    • Hi Barry: So glad you enjoyed my post. I, too, was enamored with Mexico as I traveled around for four months this spring and summer. It is such an intriguing, gorgeous country. Best of luck with your plans to move there; I am also thinking about spending winters there.

  5. Hi Barbara, love reading your blog – particularly enjoyed the Baja posts, and getting into the continued, mainland adventures.

    Wonder if you can dispense some advice, given your recent experiences? My fiancé and I are travelling there in 2 weeks’ time (as part of a bigger, four month adventure) – we’re getting a bus from San Diego. There has been so much news about trouble in the region. You alluded to some of this when you described being stopped frequently en route to Copper Canyon. Has the news media exaggerated this? Is the La Paz area – and getting theren from San Diego overland – 100% safe for (humble, respectful) tourists, in your opinion?

    On a lighter note, do you know whether La Paz is the best base for the area (we want to avoid resorts and Spring Break party areas) and whether you can surf there in addition to the scuba/whale shark snorkelling?

    Any tips welcomed and appreciated!

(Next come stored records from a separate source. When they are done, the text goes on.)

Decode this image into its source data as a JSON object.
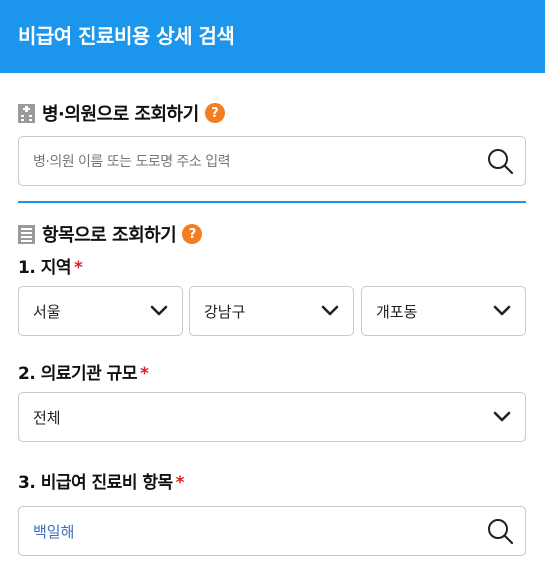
{
  "header": {
    "title": "비급여 진료비용 상세 검색"
  },
  "section_hospital": {
    "title": "병·의원으로 조회하기",
    "help": "?",
    "search_placeholder": "병·의원 이름 또는 도로명 주소 입력"
  },
  "section_item": {
    "title": "항목으로 조회하기",
    "help": "?"
  },
  "region": {
    "label": "1. 지역",
    "required": "*",
    "city": "서울",
    "district": "강남구",
    "dong": "개포동"
  },
  "scale": {
    "label": "2. 의료기관 규모",
    "required": "*",
    "value": "전체"
  },
  "treatment": {
    "label": "3. 비급여 진료비 항목",
    "required": "*",
    "value": "백일해"
  },
  "colors": {
    "header": "#1b96ec",
    "help": "#f47d20",
    "required": "#e02020"
  }
}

    • Hi Scott: In my opinion, the news is WAY overblown. I could get into the politics of it, but I’ll just say that there are thousands of U.S. citizens living and traveling in Mexico without fear. Are there murders here? Of course. Are there murders in the U.S. Of course. Bad things can happen anywhere, and I feel just as safe in Mexico as I do in the U.S. – maybe even more so. It certainly was unsettling to be stopped 5 times on a bus ride between Mazatlan and Los Mochis, but I also recognize that this area is being targeted by the police because it it a route utilized by drug traffickers, who are moving drugs into the U.S. (think about that for a moment). A case could even be made that travel here is safer because of the police efforts. Having said all that, I traveled all over the southern portion of Baja without even a hint of police searches – it’s a much sleepier, slower paced part of the country (you’ll probably have a stop at the border). But even if you are stopped other places, they are not looking for U.S. travelers. As I said in my post, only once during the 5 searches did they even acknowledge that I existed.

      I absolutely would recommend La Paz as an authentic, Mexican town with friendly people. It definitely does not have a resort feel. I am not quite sure if it has much sprig break traffic, but from your question, I highly recommend that you stay as far away from Cabo San Lucas as possible. It’s resort city, and loaded with drunken spring breakers every year. Unfortunately, I don’t think there’s much surf on the Sea of Cortez side of Baja. For that, you need to go to the Pacific side. You could go to La Paz and bus over to Todos Santos, a nice little artsy village about 1.5 hours away. Lots of U.S.and Canadian expats here, nice hotels, good surf. Or, if y our budget allows, try Rancho Pescadero Resort. Excellent surf here – 15 minutes south of Todos Santos in the sleepy village of Pescadero. I wrote a post about it as well. Happy trails.

  6. Pingback: uberVU - social comments
    • Hi Ruben. No flicker account. Guess it’s the only social account I don’t have. But when I get back from this trip I’ll be uploading to SmugMug.

  7. You know as I read about Mexico destinations lately, La Paz just continues and continues to come up as a popular destination. I’ll say though that I also find it interesting that there’s a restaurant in my town called La Paz. Looks like you’re having a blast Barbara. Love the photos!

    • Hey Spence: Mexico keeps getting better and better. I’m deep in the bowels of Copper Canyon at the moment, in the tiny village of Urique, staying at a spectacular hostel for $10 per night. Cost for food? Nothing. Thy have a huge organic garden and fruit trees and guests are free to pick whatever they need. This is the deepest canyon in N. America and the scenery is astounding. Trekking to the next village tomorrow to visit the Tarahumara Indians. Thanks for stopping keeping an eye on my progress!

  8. Stunning looking location. One of my dreams is to see the whale sharks – these gentle giants of the sea. There is a location in western Asutralia where you can snorkle with them but to have them come up nxt to your boat must have been a special experience.


Leave a Comment